Communicating With a General Audience
Tone that resonates with a general audience
- Use credible, science-based information.
- Remind people that advice may change as COVID changes and as we learn more.
- Acknowledge that it’s normal for people to have questions about the vaccines and that their questions matter.
- Remind people that vaccines are another tool in the toolkit to protect themselves and loved ones.
Messages that resonate with general audiences
- Getting and staying up to date with your COVID vaccine will mean spending more time with loved ones and engaging with your community.
- All COVID vaccines available for use in the United States are safe. Millions of people in the United States have received COVID vaccines. The vaccines will continue to undergo extensive safety monitoring. CDC recommends that everyone 6 months or older get vaccinated against COVID.
- All available COVID vaccines work well to prevent severe illness, hospitalization, and death due to COVID.
- Everyone 6 months or older in the United States should get and stay up to date with their COVID vaccine.
- Stay up to date with your COVID vaccine to get the most protection.
- Talk to your vaccine or health care provider about when you need to get a COVID vaccine dose.
- It’s especially important for the following people to get and stay up to date with their COVID vaccine because they’re at increased risk for severe illness from COVID:
- People 50 and older
- People who live in long-term care settings
- People with certain medical conditions
- Pregnant and recently pregnant people
- If you recently had COVID, you can wait 3 months from when you got sick to get the COVID vaccine dose you need.
- COVID spreads most commonly between people who are in close contact with one another. Vaccines offer you the best protection from COVID.
- COVID vaccines can cause side effects in some people, but serious side effects are very rare. Most side effects go away on their own in a few days. The most common side effect is a sore arm at the injection site.

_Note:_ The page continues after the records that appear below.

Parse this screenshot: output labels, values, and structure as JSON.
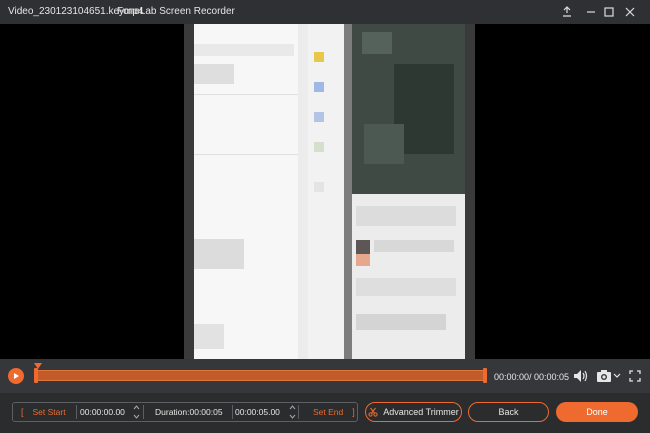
{
  "window": {
    "file_name": "Video_230123104651.keymp4",
    "app_name": "FoneLab Screen Recorder"
  },
  "window_controls": {
    "pin_icon": "pin-icon",
    "minimize_icon": "minimize-icon",
    "maximize_icon": "maximize-icon",
    "close_icon": "close-icon"
  },
  "playback": {
    "progress": 0.0,
    "time_readout": "00:00:00/ 00:00:05"
  },
  "trim": {
    "set_start_label": "Set Start",
    "start_value": "00:00:00.00",
    "duration_label": "Duration:00:00:05",
    "end_value": "00:00:05.00",
    "set_end_label": "Set End"
  },
  "buttons": {
    "advanced_trimmer": "Advanced Trimmer",
    "back": "Back",
    "done": "Done"
  },
  "colors": {
    "accent": "#ee6a2e",
    "background": "#2b2c2e",
    "titlebar": "#2f3033"
  }
}
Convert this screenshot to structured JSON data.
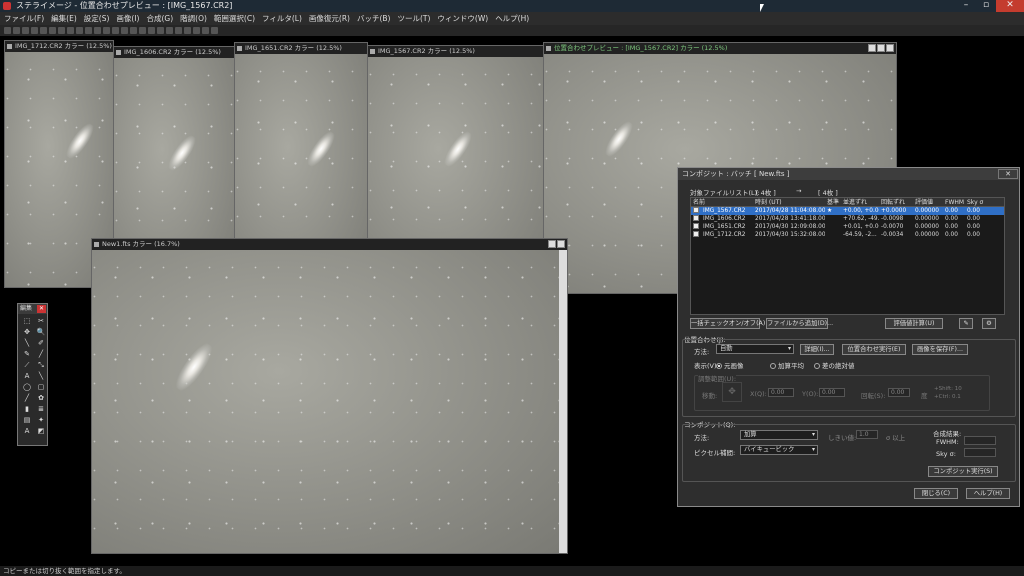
{
  "app": {
    "title": "ステライメージ - 位置合わせプレビュー : [IMG_1567.CR2]",
    "status": "コピーまたは切り抜く範囲を指定します。"
  },
  "menu": [
    "ファイル(F)",
    "編集(E)",
    "設定(S)",
    "画像(I)",
    "合成(G)",
    "階調(O)",
    "範囲選択(C)",
    "フィルタ(L)",
    "画像復元(R)",
    "バッチ(B)",
    "ツール(T)",
    "ウィンドウ(W)",
    "ヘルプ(H)"
  ],
  "windows": {
    "w1": "IMG_1712.CR2 カラー (12.5%)",
    "w2": "IMG_1606.CR2 カラー (12.5%)",
    "w3": "IMG_1651.CR2 カラー (12.5%)",
    "w4": "IMG_1567.CR2 カラー (12.5%)",
    "preview": "位置合わせプレビュー : [IMG_1567.CR2] カラー (12.5%)",
    "new1": "New1.fts カラー (16.7%)"
  },
  "palette": {
    "title": "編集",
    "tools": [
      "⬚",
      "✂",
      "✥",
      "🔍",
      "╲",
      "✐",
      "✎",
      "╱",
      "⟋",
      "⤡",
      "A",
      "╲",
      "◯",
      "▢",
      "╱",
      "✿",
      "▮",
      "≣",
      "▤",
      "✦",
      "A",
      "◩"
    ]
  },
  "dialog": {
    "title": "コンポジット : バッチ [ New.fts ]",
    "file_list_label": "対象ファイルリスト(L):",
    "count_left": "[ 4枚 ]",
    "arrow": "→",
    "count_right": "[ 4枚 ]",
    "columns": [
      "名前",
      "時刻 (UT)",
      "基準",
      "並進ずれ",
      "回転ずれ",
      "評価値",
      "FWHM",
      "Sky σ"
    ],
    "rows": [
      {
        "name": "IMG_1567.CR2",
        "time": "2017/04/28 11:04:08.00",
        "ref": "★",
        "shift": "+0.00, +0.00",
        "rot": "+0.0000",
        "eval": "0.00000",
        "fwhm": "0.00",
        "sky": "0.00"
      },
      {
        "name": "IMG_1606.CR2",
        "time": "2017/04/28 13:41:18.00",
        "ref": "",
        "shift": "+70.62, -49.",
        "rot": "-0.0098",
        "eval": "0.00000",
        "fwhm": "0.00",
        "sky": "0.00"
      },
      {
        "name": "IMG_1651.CR2",
        "time": "2017/04/30 12:09:08.00",
        "ref": "",
        "shift": "+0.01, +0.00",
        "rot": "-0.0070",
        "eval": "0.00000",
        "fwhm": "0.00",
        "sky": "0.00"
      },
      {
        "name": "IMG_1712.CR2",
        "time": "2017/04/30 15:32:08.00",
        "ref": "",
        "shift": "-64.59, -2...",
        "rot": "-0.0034",
        "eval": "0.00000",
        "fwhm": "0.00",
        "sky": "0.00"
      }
    ],
    "btn_check_all": "一括チェックオン/オフ(A)",
    "btn_add_file": "ファイルから追加(D)...",
    "btn_calc_eval": "評価値計算(U)",
    "align_label": "位置合わせ(J):",
    "method_label": "方法:",
    "method_value": "自動",
    "btn_detail": "詳細(I)...",
    "btn_run_align": "位置合わせ実行(E)",
    "btn_save_image": "画像を保存(F)...",
    "display_label": "表示(V):",
    "radio_original": "元画像",
    "radio_average": "加算平均",
    "radio_abs_diff": "差の絶対値",
    "range_label": "調整範囲(U):",
    "move_label": "移動:",
    "xq_label": "X(Q):",
    "x_val": "0.00",
    "y_label": "Y(O):",
    "y_val": "0.00",
    "rot_label": "回転(S):",
    "rot_val": "0.00",
    "deg": "度",
    "shift_hint": "+Shift: 10",
    "ctrl_hint": "+Ctrl: 0.1",
    "composite_label": "コンポジット(Q):",
    "comp_method_label": "方法:",
    "comp_method_value": "加算",
    "threshold_label": "しきい値:",
    "threshold_value": "1.0",
    "sigma_label": "σ 以上",
    "interp_label": "ピクセル補間:",
    "interp_value": "バイキュービック",
    "result_label": "合成結果:",
    "fwhm_label": "FWHM:",
    "sky_label": "Sky σ:",
    "btn_run_comp": "コンポジット実行(S)",
    "btn_close": "閉じる(C)",
    "btn_help": "ヘルプ(H)"
  }
}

- Safe COVID vaccines were developed quickly through use of a century of vaccine experience; technology that was new to vaccines but had been studied for two decades; a prototype coronavirus vaccine already in development at National Institutes of Health; and tens of thousands of volunteers for clinical trials that quickly provided data on safety and effectiveness. Simultaneous vaccine production and analysis of testing data also allowed vaccines to be shipped within days of FDA authorization.
- Find vaccines near you at vaccines.gov.